Perhaps the best way to find a really good TEFL job in Spain is to take your time and plan accordingly. Start the search months in advance of the peak hiring season in September/October and get researching, networking and asking lots of questions.
You might also want to visit Spain before you commit to a move. Seeing it on the ground, assessing cities and towns in person and being able to walk into a school before taking up a job there makes searching and finding a decent position that much easier.
Are you ready to do this? Make sure you’ve got enough savings to support you while looking. 1,000 Euros should be sufficient enough cover for a month in a major city, and even longer in more rural areas.
For a small island Ibiza has plenty to show you during your TEFL course; beautiful beaches, enchanting countryside, history and culture. Inland you will find beautiful, white-washed villages, each with their own ancient church. Explore the narrow lanes, browse the local shops and then, perhaps, enjoy a lazy lunch on a shady terrace.

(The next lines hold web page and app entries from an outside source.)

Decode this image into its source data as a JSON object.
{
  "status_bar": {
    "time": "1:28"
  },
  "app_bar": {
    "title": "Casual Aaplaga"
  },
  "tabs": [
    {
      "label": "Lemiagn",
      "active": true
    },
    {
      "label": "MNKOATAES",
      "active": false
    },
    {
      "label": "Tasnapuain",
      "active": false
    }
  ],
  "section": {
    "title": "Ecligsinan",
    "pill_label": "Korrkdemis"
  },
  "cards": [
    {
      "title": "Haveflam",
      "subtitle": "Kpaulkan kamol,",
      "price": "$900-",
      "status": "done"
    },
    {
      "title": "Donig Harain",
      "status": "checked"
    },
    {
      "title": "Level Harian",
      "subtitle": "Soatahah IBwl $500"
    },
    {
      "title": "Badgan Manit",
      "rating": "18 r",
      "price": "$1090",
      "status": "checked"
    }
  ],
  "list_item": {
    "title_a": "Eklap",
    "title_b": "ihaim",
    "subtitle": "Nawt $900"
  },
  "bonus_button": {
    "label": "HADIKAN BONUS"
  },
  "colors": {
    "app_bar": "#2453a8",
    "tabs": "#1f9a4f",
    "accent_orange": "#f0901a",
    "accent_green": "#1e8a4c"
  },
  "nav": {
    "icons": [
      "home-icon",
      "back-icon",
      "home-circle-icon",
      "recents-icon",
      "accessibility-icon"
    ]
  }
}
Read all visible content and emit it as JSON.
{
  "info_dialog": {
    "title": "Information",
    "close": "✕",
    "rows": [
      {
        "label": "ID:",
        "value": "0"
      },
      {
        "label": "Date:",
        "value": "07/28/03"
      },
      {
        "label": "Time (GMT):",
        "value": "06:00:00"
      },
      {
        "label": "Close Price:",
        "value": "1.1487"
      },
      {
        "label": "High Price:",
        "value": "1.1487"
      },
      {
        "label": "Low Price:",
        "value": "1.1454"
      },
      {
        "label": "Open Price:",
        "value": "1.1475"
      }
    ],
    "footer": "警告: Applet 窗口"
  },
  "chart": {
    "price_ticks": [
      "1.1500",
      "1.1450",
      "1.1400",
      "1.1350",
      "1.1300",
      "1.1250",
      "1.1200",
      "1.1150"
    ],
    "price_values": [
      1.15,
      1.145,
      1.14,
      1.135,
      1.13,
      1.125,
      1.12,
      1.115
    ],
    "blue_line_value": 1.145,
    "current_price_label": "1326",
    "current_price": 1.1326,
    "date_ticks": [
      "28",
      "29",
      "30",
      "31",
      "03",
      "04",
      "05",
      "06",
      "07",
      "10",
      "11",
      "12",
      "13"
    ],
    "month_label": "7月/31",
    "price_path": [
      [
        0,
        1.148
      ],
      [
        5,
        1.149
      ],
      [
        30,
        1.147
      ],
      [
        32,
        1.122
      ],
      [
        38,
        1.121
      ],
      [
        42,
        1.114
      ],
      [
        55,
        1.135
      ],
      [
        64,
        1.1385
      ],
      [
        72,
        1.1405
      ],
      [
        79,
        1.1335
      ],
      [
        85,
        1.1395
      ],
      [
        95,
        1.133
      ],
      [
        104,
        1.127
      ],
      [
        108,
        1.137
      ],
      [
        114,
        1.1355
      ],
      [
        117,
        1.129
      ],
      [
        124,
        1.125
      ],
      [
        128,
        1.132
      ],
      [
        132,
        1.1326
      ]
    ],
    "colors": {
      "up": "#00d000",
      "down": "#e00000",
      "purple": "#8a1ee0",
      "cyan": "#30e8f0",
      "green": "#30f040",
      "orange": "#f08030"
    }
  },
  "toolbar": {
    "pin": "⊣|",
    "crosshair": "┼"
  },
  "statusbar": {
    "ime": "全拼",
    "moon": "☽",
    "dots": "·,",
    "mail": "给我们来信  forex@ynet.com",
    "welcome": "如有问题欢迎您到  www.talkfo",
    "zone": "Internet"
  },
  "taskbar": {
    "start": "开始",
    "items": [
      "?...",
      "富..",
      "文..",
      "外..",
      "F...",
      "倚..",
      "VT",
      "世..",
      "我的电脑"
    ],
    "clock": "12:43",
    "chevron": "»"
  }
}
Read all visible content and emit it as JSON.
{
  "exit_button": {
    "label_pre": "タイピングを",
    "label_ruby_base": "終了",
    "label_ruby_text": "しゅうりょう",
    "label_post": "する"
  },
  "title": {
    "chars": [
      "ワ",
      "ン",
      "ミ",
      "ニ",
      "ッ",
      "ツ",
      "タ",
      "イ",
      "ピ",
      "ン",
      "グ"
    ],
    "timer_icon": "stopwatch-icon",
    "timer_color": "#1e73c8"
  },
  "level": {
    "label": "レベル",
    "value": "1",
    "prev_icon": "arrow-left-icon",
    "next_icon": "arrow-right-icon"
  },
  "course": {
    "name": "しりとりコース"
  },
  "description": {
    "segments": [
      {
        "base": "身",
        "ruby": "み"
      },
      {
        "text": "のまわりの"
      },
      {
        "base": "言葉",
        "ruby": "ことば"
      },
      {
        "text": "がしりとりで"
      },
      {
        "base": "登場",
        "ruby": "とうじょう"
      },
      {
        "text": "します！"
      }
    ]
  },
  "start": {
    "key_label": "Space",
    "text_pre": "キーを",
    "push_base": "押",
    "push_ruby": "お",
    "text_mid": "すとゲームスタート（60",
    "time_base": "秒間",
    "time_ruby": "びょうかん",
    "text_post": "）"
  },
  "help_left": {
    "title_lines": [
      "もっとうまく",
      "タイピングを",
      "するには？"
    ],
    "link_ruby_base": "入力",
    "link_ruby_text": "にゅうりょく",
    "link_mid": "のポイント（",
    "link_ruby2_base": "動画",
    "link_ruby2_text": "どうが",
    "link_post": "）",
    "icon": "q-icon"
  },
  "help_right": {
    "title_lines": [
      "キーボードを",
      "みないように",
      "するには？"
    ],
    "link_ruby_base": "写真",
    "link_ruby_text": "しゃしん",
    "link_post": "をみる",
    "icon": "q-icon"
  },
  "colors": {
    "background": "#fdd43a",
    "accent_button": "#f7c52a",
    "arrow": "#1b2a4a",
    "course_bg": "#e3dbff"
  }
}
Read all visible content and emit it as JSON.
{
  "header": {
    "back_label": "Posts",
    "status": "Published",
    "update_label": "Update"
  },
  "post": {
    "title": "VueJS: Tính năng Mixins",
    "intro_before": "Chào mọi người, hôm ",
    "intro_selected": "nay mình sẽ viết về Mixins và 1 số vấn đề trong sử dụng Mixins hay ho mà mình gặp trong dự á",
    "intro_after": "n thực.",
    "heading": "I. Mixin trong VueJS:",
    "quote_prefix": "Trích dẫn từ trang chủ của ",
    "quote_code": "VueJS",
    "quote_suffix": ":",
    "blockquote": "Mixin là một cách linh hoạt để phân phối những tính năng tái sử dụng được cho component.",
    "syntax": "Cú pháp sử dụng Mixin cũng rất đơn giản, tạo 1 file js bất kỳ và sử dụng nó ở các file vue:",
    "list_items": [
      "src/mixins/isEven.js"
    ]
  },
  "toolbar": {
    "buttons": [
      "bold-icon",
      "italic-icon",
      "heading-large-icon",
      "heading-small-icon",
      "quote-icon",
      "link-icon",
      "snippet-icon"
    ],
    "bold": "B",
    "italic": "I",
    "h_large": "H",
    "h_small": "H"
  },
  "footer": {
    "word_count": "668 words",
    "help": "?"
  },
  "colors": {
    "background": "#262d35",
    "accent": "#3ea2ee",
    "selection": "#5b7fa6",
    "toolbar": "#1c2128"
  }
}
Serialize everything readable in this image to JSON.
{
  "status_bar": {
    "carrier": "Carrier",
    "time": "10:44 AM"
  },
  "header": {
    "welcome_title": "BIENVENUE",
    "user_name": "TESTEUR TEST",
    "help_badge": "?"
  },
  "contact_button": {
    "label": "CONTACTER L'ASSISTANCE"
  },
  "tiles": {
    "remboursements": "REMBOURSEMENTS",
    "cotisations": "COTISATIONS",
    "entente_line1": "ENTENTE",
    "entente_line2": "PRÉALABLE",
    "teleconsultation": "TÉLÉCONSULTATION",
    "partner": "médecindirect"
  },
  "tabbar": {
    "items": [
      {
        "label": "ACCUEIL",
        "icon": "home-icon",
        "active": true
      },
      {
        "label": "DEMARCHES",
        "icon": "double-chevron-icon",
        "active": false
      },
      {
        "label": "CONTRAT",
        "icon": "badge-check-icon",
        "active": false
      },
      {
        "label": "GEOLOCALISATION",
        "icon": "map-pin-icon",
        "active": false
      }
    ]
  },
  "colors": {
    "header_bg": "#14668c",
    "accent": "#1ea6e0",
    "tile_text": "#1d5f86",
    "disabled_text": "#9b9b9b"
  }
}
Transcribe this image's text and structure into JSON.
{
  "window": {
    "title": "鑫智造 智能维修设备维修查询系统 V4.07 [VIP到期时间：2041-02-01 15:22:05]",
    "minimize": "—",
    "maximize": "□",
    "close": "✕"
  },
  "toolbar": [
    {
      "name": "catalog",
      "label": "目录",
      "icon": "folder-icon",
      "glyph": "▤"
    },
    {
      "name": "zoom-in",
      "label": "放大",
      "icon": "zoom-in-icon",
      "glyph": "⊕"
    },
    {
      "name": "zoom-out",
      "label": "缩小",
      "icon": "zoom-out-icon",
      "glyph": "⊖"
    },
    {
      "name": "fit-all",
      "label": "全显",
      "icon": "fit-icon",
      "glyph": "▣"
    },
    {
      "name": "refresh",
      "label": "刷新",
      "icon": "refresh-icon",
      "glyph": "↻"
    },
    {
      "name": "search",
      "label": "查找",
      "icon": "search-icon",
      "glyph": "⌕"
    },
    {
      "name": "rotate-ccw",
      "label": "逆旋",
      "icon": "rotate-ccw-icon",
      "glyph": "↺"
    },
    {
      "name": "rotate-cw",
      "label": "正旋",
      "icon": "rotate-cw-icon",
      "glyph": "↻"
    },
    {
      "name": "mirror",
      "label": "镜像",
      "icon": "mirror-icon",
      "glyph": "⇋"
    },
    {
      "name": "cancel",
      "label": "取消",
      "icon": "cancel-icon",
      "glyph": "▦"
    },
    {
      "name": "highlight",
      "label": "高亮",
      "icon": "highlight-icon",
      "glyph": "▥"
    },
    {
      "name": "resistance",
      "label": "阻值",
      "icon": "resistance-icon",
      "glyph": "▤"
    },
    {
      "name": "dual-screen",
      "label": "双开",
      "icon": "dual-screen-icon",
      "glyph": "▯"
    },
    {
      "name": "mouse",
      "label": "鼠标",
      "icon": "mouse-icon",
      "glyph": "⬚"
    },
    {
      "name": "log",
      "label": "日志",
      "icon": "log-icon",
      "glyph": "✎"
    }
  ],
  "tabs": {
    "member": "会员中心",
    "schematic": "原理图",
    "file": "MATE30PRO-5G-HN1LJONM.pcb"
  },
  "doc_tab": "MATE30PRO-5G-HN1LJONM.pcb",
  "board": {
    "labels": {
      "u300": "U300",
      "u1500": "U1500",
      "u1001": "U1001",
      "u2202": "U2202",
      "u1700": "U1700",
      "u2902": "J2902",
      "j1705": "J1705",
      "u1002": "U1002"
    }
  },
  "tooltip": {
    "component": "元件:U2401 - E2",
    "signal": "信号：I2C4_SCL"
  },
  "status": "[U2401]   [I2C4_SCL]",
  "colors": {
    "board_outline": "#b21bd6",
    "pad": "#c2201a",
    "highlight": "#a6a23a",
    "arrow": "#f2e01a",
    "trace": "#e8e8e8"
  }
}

Founded by Cathaginians in 654 B.C., Ibiza is one of the earliest European settlements. The Carthaginians were merchants and traders, and Ibiza became a very important trading center. The most important of the goods traded was “White Gold” – Salt. The Salinas, which were constructed by the Carthaginians, are still used today to win salt from sea water, by a process of evaporation.
One of the few relics of the Dark Ages is the underground Chapel at Santa Ines. During that time, Ibiza was invaded by the Vandals, Barbarian and the Byzantines—all leaving their footprints on the island. Ibiza was conquered by the Catalans in 1235. Legend says that the strongly fortified citadel was only captured through treachery: the brother of the ruling sheik revealed the secret underground entrance to the town to the besieging Catalan forces. You can still see this secret passage in the Calle de San Ciriaco in Dalt Vila.
Ibiza is also a popular tourist destination due to its legendary, and at times riotous, nightlife centered around two areas: Ibiza Town, the island’s capital on the southern shore, and Sant Antoni to the West. Famous nightclubs are Privilege, Amnesia, Space, Pacha, Eden, Es Paradís, Underground, Sankeys and DC10.
During the summer, the top producers and DJs in dance come to the island and play at the various clubs, in between touring to other international destinations. Some of the most famous DJs run their own weekly nights around the island. Many of these DJs use Ibiza as an outlet for presenting new songs within the house, trance and techno genres of electronic dance music.
The summer season and the first really warm beach days begin in May with beautiful, clear, sunny days and temperatures in the mid-twenties. There is very little rainfall between June and September. In August and September the temperature rises to over 30º C. With water temperatures of 25º – 27º C, beach babes are in their element!
May, June and September – During the evening you’ll need a jersey, sweatshirt or light jacket, especially for windy days.
July and August – Now it’s really hot, so you’ll only have to pack beachwear like t-shirts and shorts for the day and loose fitting tops for the evening. Thin cotton trousers are popular with the locals.
October – Better to bring a couple of warm jerseys and a jacket as there may be some rainy and windy days, when the temperatures go down to 17º C.
Ibiza has a remarkably mild climate – even in winter the temperature rarely drops under 0º C. From November to April the average daytime temperature is about 15º C; however, when the sun comes out, it can rapidly climb to 25º C.
It does rain – but as a general rule of thumb, it only rains for 3 days at a time (at least that’s what locals told us). The rest of the time, the sun shines down from a clear, blue sky.
Although not thought of as an all-year-round destination – Ibiza will surprise you. Yes, summer is for partying, spending warm evenings under star-filled skies, swimming in the crystal clear sea and living life on the beach. In November Ibiza changes and settles down to more peaceful times. Winter sunshine becomes a refreshing change to the summer heat, brisk walks on deserted beaches replace cooling dips, and the flower-filled countryside is a dramatic change from the dryness of summer.